"Got it, Group Captain," Mandela said with a nod.
"My God," Schwietzke protested in German-accented English, "you mean to leave me here at the mercy of this criminal, this terrorist, this, this keffir? What kind of a policeman are you?"
Powell looked at Schwietzke with disdain. "To the best of my knowledge, Dr. Schwietzke, Mr. Mandela here has never engaged in any illicit atomic research. Any other activities on his part are beyond my jurisdiction. Now, as soon as you're secured in the boot, I can be on my way."
After a certain amount of difficulty, Schwietzke had been bound and gagged and locked in the boot. Powell gave Mandela the car keys, then set out for the distant glow of the alleged research base.
The ocular prosthetic that had replaced Powell's right eye allowed him to use infrared to navigate through the dark veldt. Keeping his speed down to thirty miles per hour, Powell was able to reach the base's perimeter fence in ten minutes. Like the fence at the previous facility, this one was fifteen feet high, with an elaborate arrangement of barbed wire at the top. Powell jumped the fence, and cautiously made his way to a building constructed of plywood and corrugated metal, as Mandela's prison had been. Once more, Powell created an opening using his prosthetic right arm, and ducked in.
Instead of a bare prison cell, Powell found himself looking at a typically cluttered laboratory. Tables were scattered across a large room with lathes, centrifuges, motors, and other items of manufacturing equipment. Apparently he had been sufficiently persuasive with Dr. Schwietzke after all. He wondered idly where Mandela would go with Schwietzke's car, and what would become of the physicist, then dismissed the thought as irrelevant to the business at hand.
First he would have to discover if the South Africans had succeeded in building any atomic devices. If they had, he would have to locate and disable them, before escaping and reporting back to his superiors in Geneva. Presumably the facility's administrative center would have the answers he was seeking, so Powell ducked back out of the building he had broken into and began scouting his way through the facility, using infrared to avoid the occasional patrol.
Like the previous camp, the administrative building for this one was located near the front entrance. It was built of concrete cinder blocks and plaster rather than sheet metal and plywood. Powell was able to jump up to the roof of the three-story structure, and a methodical search turned up a trapdoor. Although locked shut, the trapdoor yielded to the pressure of Powell's bionic right arm, and he was able to climb down a ladder into a darkened service closet. Seeing no light coming from beneath the door, Powell eased it open and entered a corridor with bare plaster walls and a tile floor.

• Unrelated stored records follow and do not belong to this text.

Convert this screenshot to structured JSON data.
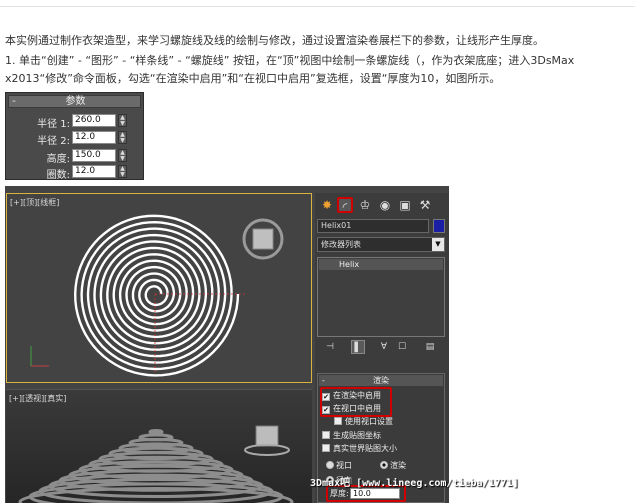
{
  "article": {
    "p1": "本实例通过制作衣架造型，来学习螺旋线及线的绘制与修改，通过设置渲染卷展栏下的参数，让线形产生厚度。",
    "p2": "1. 单击“创建” - “图形” - “样条线” - “螺旋线” 按钮，在“顶”视图中绘制一条螺旋线（，作为衣架底座；进入3DsMax",
    "p3": "x2013“修改”命令面板，勾选“在渲染中启用”和“在视口中启用”复选框，设置“厚度为10，如图所示。"
  },
  "params_panel": {
    "title": "参数",
    "rows": [
      {
        "label": "半径 1:",
        "value": "260.0"
      },
      {
        "label": "半径 2:",
        "value": "12.0"
      },
      {
        "label": "高度:",
        "value": "150.0"
      },
      {
        "label": "圈数:",
        "value": "12.0"
      }
    ]
  },
  "viewport_top": {
    "label": "[+][顶][线框]"
  },
  "viewport_persp": {
    "label": "[+][透视][真实]"
  },
  "command_panel": {
    "object_name": "Helix01",
    "object_color": "#1a1fa5",
    "modifier_list": "修改器列表",
    "stack_item": "Helix",
    "render_rollout": {
      "title": "渲染",
      "enable_in_render": "在渲染中启用",
      "enable_in_viewport": "在视口中启用",
      "use_viewport_settings": "使用视口设置",
      "gen_mapping": "生成贴图坐标",
      "real_world_size": "真实世界贴图大小",
      "viewport_radio": "视口",
      "render_radio": "渲染",
      "radial_radio": "径向",
      "thickness_label": "厚度:",
      "thickness_value": "10.0"
    }
  },
  "watermark": "3Dmax吧 [www.lineeg.com/tieba/1771]",
  "colors": {
    "highlight": "#d00000",
    "viewport_border": "#d7b441"
  }
}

Powell came to a door labelled ACCOUNTING. It was locked, but a twist of his bionic hand opened the door. Not bothering with the lights, Powell closed the door and made his way to the file cabinets. They too were locked, but like the doors they too proved no match for Dr. Mengele's handiwork. A quick but thorough search of the accounting files soon provided Powell with a panoramic accountant's-eye view of Operation Gunstock, as the South African atom bomb project was known. He was quietly appalled to learn that Gunstock had recently acquired four surplus MiG-12 long-range bombers from the Russian Federation. President Gromyko was going to have to answer some pointed questions from Director Teller.
Powell's contemplation of financial records was ended by a rattling doorknob. There was no time to hide as the door to the office opened and the lights came on. Unfortunately, before Powell could rush him, the soldier had his pistol out and pointed at him.

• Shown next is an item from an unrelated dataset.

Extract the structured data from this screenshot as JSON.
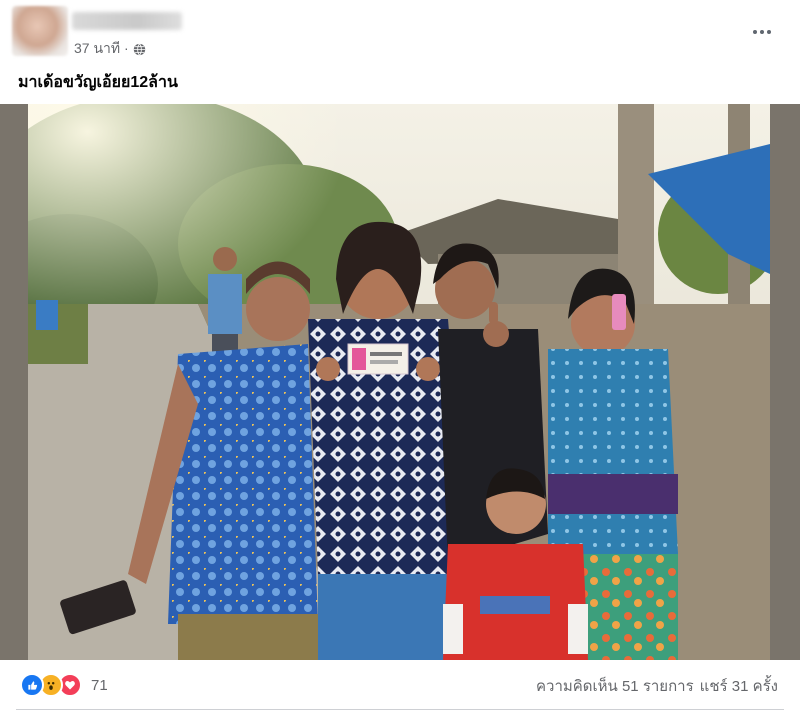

"Don't move or I'll fire!" the soldier warned him.
Powell didn't move.